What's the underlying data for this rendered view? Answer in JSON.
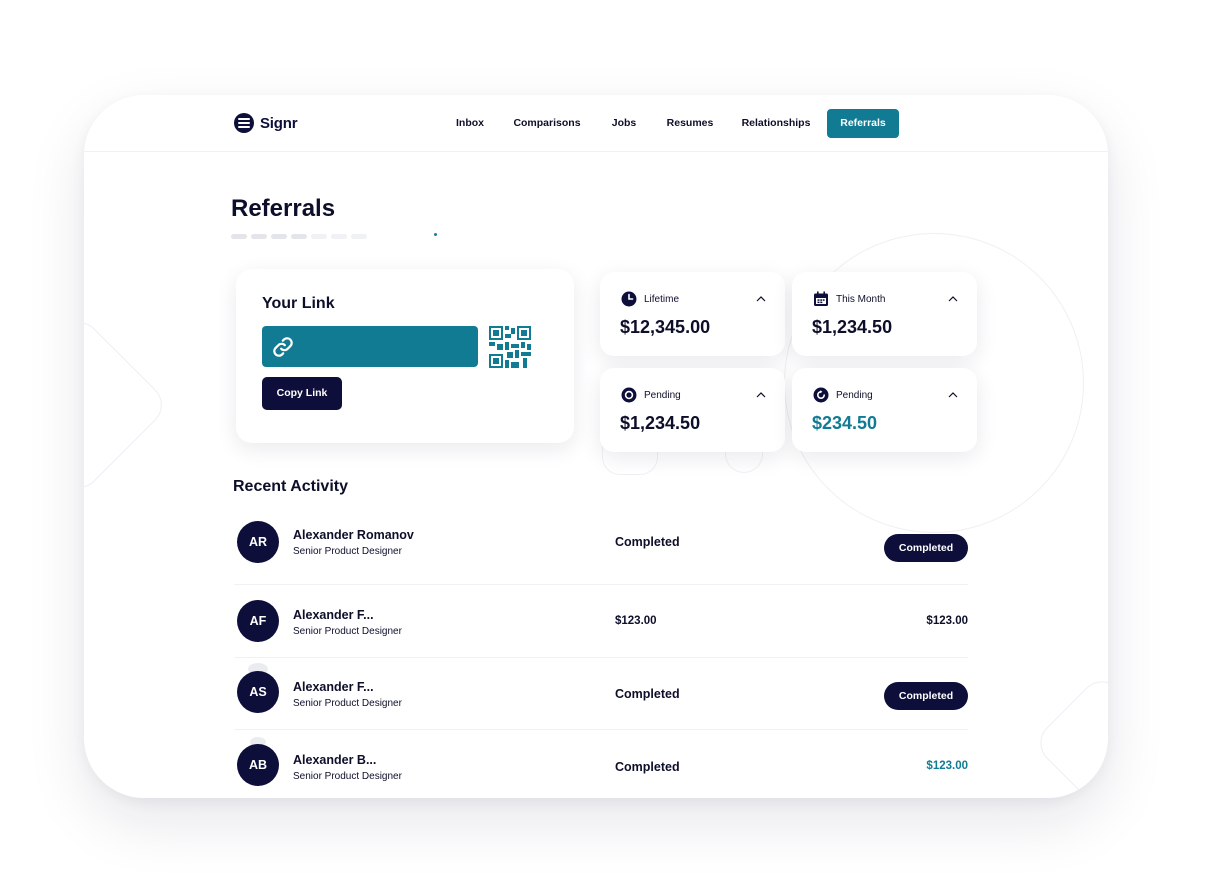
{
  "app": {
    "logo_text": "Signr"
  },
  "nav": {
    "items": [
      {
        "label": "Inbox"
      },
      {
        "label": "Comparisons"
      },
      {
        "label": "Jobs"
      },
      {
        "label": "Resumes"
      },
      {
        "label": "Relationships"
      },
      {
        "label": "Referrals",
        "active": true
      }
    ]
  },
  "page": {
    "title": "Referrals"
  },
  "link_card": {
    "heading": "Your Link",
    "copy_button": "Copy Link",
    "link_icon": "link-icon",
    "qr_icon": "qr-code-icon"
  },
  "stats": [
    {
      "icon": "clock-icon",
      "label": "Lifetime",
      "value": "$12,345.00",
      "accent": false
    },
    {
      "icon": "calendar-icon",
      "label": "This Month",
      "value": "$1,234.50",
      "accent": false
    },
    {
      "icon": "pending-icon",
      "label": "Pending",
      "value": "$1,234.50",
      "accent": false
    },
    {
      "icon": "refresh-icon",
      "label": "Pending",
      "value": "$234.50",
      "accent": true
    }
  ],
  "activity": {
    "title": "Recent Activity",
    "rows": [
      {
        "initials": "AR",
        "name": "Alexander Romanov",
        "role": "Senior Product Designer",
        "status": "Completed",
        "right_type": "pill",
        "right": "Completed"
      },
      {
        "initials": "AF",
        "name": "Alexander F...",
        "role": "Senior Product Designer",
        "status": "$123.00",
        "right_type": "amount",
        "right": "$123.00"
      },
      {
        "initials": "AS",
        "name": "Alexander F...",
        "role": "Senior Product Designer",
        "status": "Completed",
        "right_type": "pill",
        "right": "Completed"
      },
      {
        "initials": "AB",
        "name": "Alexander B...",
        "role": "Senior Product Designer",
        "status": "Completed",
        "right_type": "amount-accent",
        "right": "$123.00"
      }
    ]
  },
  "colors": {
    "brand": "#117b93",
    "navy": "#0d0f3a",
    "text": "#0d0f2a"
  }
}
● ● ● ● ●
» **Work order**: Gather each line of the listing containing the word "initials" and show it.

» **Solution to the problem**:
        "initials": "AR",
        "initials": "AF",
        "initials": "AS",
        "initials": "AB",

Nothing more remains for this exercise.